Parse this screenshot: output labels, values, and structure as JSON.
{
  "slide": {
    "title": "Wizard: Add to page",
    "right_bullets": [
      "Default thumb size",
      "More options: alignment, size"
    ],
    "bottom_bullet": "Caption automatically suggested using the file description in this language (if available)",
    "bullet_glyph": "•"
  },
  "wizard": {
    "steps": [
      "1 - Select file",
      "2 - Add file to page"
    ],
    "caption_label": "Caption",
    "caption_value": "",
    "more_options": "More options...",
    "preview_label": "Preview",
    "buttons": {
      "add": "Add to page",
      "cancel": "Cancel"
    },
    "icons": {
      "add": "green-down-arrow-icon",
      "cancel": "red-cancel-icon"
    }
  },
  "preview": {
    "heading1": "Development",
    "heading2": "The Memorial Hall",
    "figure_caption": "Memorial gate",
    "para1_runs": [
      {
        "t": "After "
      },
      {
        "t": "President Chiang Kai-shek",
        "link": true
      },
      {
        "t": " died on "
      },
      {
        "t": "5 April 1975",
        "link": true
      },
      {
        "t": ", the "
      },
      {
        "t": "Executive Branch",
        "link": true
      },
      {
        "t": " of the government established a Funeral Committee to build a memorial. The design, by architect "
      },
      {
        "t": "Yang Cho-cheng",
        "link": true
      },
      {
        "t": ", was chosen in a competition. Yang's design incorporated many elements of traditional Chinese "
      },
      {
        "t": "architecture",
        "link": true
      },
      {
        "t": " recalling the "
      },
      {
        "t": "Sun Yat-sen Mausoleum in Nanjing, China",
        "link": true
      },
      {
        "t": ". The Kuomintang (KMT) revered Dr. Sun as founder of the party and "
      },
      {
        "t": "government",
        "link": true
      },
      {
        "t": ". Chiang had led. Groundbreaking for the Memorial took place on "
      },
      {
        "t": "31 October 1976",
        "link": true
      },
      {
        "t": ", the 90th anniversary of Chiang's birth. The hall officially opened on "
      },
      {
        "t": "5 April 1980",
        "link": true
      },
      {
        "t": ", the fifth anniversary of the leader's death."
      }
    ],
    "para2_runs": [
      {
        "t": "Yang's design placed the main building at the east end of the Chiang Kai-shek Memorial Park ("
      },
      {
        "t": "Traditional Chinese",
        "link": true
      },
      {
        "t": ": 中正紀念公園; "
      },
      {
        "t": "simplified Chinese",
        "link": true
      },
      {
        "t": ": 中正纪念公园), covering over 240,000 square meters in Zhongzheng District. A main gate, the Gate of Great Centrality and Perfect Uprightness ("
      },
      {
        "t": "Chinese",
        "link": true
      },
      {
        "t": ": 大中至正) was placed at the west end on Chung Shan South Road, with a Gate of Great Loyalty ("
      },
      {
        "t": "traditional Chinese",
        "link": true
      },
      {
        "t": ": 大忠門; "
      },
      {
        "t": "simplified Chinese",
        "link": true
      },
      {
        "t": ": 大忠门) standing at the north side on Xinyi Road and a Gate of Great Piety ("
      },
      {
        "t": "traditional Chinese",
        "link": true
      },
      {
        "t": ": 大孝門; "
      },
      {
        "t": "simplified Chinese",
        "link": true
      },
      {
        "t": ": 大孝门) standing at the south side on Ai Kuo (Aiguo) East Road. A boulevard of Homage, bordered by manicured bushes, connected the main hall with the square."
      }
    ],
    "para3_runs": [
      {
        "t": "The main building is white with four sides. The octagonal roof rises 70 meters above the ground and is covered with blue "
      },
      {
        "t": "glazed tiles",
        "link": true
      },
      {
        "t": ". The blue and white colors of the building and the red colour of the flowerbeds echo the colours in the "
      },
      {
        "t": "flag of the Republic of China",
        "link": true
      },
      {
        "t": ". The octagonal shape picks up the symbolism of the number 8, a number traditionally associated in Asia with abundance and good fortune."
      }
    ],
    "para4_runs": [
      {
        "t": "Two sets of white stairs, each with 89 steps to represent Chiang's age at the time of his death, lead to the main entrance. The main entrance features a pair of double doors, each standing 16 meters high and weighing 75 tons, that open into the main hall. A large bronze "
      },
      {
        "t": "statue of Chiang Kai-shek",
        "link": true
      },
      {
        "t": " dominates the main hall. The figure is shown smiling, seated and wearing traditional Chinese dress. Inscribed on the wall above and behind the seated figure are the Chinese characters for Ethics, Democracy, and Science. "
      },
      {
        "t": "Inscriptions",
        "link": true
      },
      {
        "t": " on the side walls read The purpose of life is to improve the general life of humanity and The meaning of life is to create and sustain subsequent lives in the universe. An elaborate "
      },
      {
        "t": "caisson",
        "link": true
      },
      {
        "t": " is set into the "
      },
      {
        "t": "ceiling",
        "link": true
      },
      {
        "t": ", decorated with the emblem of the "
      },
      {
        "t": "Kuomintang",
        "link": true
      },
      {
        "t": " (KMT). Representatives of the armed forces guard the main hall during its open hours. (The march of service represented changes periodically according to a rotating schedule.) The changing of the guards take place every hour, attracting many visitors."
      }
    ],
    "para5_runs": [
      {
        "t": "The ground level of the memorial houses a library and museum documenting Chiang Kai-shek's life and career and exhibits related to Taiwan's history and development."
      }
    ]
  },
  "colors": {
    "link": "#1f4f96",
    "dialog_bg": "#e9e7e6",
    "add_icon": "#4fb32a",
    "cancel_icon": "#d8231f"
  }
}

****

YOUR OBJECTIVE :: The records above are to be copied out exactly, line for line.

RESPONSE ::
Parse this screenshot: output labels, values, and structure as JSON.
{
  "slide": {
    "title": "Wizard: Add to page",
    "right_bullets": [
      "Default thumb size",
      "More options: alignment, size"
    ],
    "bottom_bullet": "Caption automatically suggested using the file description in this language (if available)",
    "bullet_glyph": "•"
  },
  "wizard": {
    "steps": [
      "1 - Select file",
      "2 - Add file to page"
    ],
    "caption_label": "Caption",
    "caption_value": "",
    "more_options": "More options...",
    "preview_label": "Preview",
    "buttons": {
      "add": "Add to page",
      "cancel": "Cancel"
    },
    "icons": {
      "add": "green-down-arrow-icon",
      "cancel": "red-cancel-icon"
    }
  },
  "preview": {
    "heading1": "Development",
    "heading2": "The Memorial Hall",
    "figure_caption": "Memorial gate",
    "para1_runs": [
      {
        "t": "After "
      },
      {
        "t": "President Chiang Kai-shek",
        "link": true
      },
      {
        "t": " died on "
      },
      {
        "t": "5 April 1975",
        "link": true
      },
      {
        "t": ", the "
      },
      {
        "t": "Executive Branch",
        "link": true
      },
      {
        "t": " of the government established a Funeral Committee to build a memorial. The design, by architect "
      },
      {
        "t": "Yang Cho-cheng",
        "link": true
      },
      {
        "t": ", was chosen in a competition. Yang's design incorporated many elements of traditional Chinese "
      },
      {
        "t": "architecture",
        "link": true
      },
      {
        "t": " recalling the "
      },
      {
        "t": "Sun Yat-sen Mausoleum in Nanjing, China",
        "link": true
      },
      {
        "t": ". The Kuomintang (KMT) revered Dr. Sun as founder of the party and "
      },
      {
        "t": "government",
        "link": true
      },
      {
        "t": ". Chiang had led. Groundbreaking for the Memorial took place on "
      },
      {
        "t": "31 October 1976",
        "link": true
      },
      {
        "t": ", the 90th anniversary of Chiang's birth. The hall officially opened on "
      },
      {
        "t": "5 April 1980",
        "link": true
      },
      {
        "t": ", the fifth anniversary of the leader's death."
      }
    ],
    "para2_runs": [
      {
        "t": "Yang's design placed the main building at the east end of the Chiang Kai-shek Memorial Park ("
      },
      {
        "t": "Traditional Chinese",
        "link": true
      },
      {
        "t": ": 中正紀念公園; "
      },
      {
        "t": "simplified Chinese",
        "link": true
      },
      {
        "t": ": 中正纪念公园), covering over 240,000 square meters in Zhongzheng District. A main gate, the Gate of Great Centrality and Perfect Uprightness ("
      },
      {
        "t": "Chinese",
        "link": true
      },
      {
        "t": ": 大中至正) was placed at the west end on Chung Shan South Road, with a Gate of Great Loyalty ("
      },
      {
        "t": "traditional Chinese",
        "link": true
      },
      {
        "t": ": 大忠門; "
      },
      {
        "t": "simplified Chinese",
        "link": true
      },
      {
        "t": ": 大忠门) standing at the north side on Xinyi Road and a Gate of Great Piety ("
      },
      {
        "t": "traditional Chinese",
        "link": true
      },
      {
        "t": ": 大孝門; "
      },
      {
        "t": "simplified Chinese",
        "link": true
      },
      {
        "t": ": 大孝门) standing at the south side on Ai Kuo (Aiguo) East Road. A boulevard of Homage, bordered by manicured bushes, connected the main hall with the square."
      }
    ],
    "para3_runs": [
      {
        "t": "The main building is white with four sides. The octagonal roof rises 70 meters above the ground and is covered with blue "
      },
      {
        "t": "glazed tiles",
        "link": true
      },
      {
        "t": ". The blue and white colors of the building and the red colour of the flowerbeds echo the colours in the "
      },
      {
        "t": "flag of the Republic of China",
        "link": true
      },
      {
        "t": ". The octagonal shape picks up the symbolism of the number 8, a number traditionally associated in Asia with abundance and good fortune."
      }
    ],
    "para4_runs": [
      {
        "t": "Two sets of white stairs, each with 89 steps to represent Chiang's age at the time of his death, lead to the main entrance. The main entrance features a pair of double doors, each standing 16 meters high and weighing 75 tons, that open into the main hall. A large bronze "
      },
      {
        "t": "statue of Chiang Kai-shek",
        "link": true
      },
      {
        "t": " dominates the main hall. The figure is shown smiling, seated and wearing traditional Chinese dress. Inscribed on the wall above and behind the seated figure are the Chinese characters for Ethics, Democracy, and Science. "
      },
      {
        "t": "Inscriptions",
        "link": true
      },
      {
        "t": " on the side walls read The purpose of life is to improve the general life of humanity and The meaning of life is to create and sustain subsequent lives in the universe. An elaborate "
      },
      {
        "t": "caisson",
        "link": true
      },
      {
        "t": " is set into the "
      },
      {
        "t": "ceiling",
        "link": true
      },
      {
        "t": ", decorated with the emblem of the "
      },
      {
        "t": "Kuomintang",
        "link": true
      },
      {
        "t": " (KMT). Representatives of the armed forces guard the main hall during its open hours. (The march of service represented changes periodically according to a rotating schedule.) The changing of the guards take place every hour, attracting many visitors."
      }
    ],
    "para5_runs": [
      {
        "t": "The ground level of the memorial houses a library and museum documenting Chiang Kai-shek's life and career and exhibits related to Taiwan's history and development."
      }
    ]
  },
  "colors": {
    "link": "#1f4f96",
    "dialog_bg": "#e9e7e6",
    "add_icon": "#4fb32a",
    "cancel_icon": "#d8231f"
  }
}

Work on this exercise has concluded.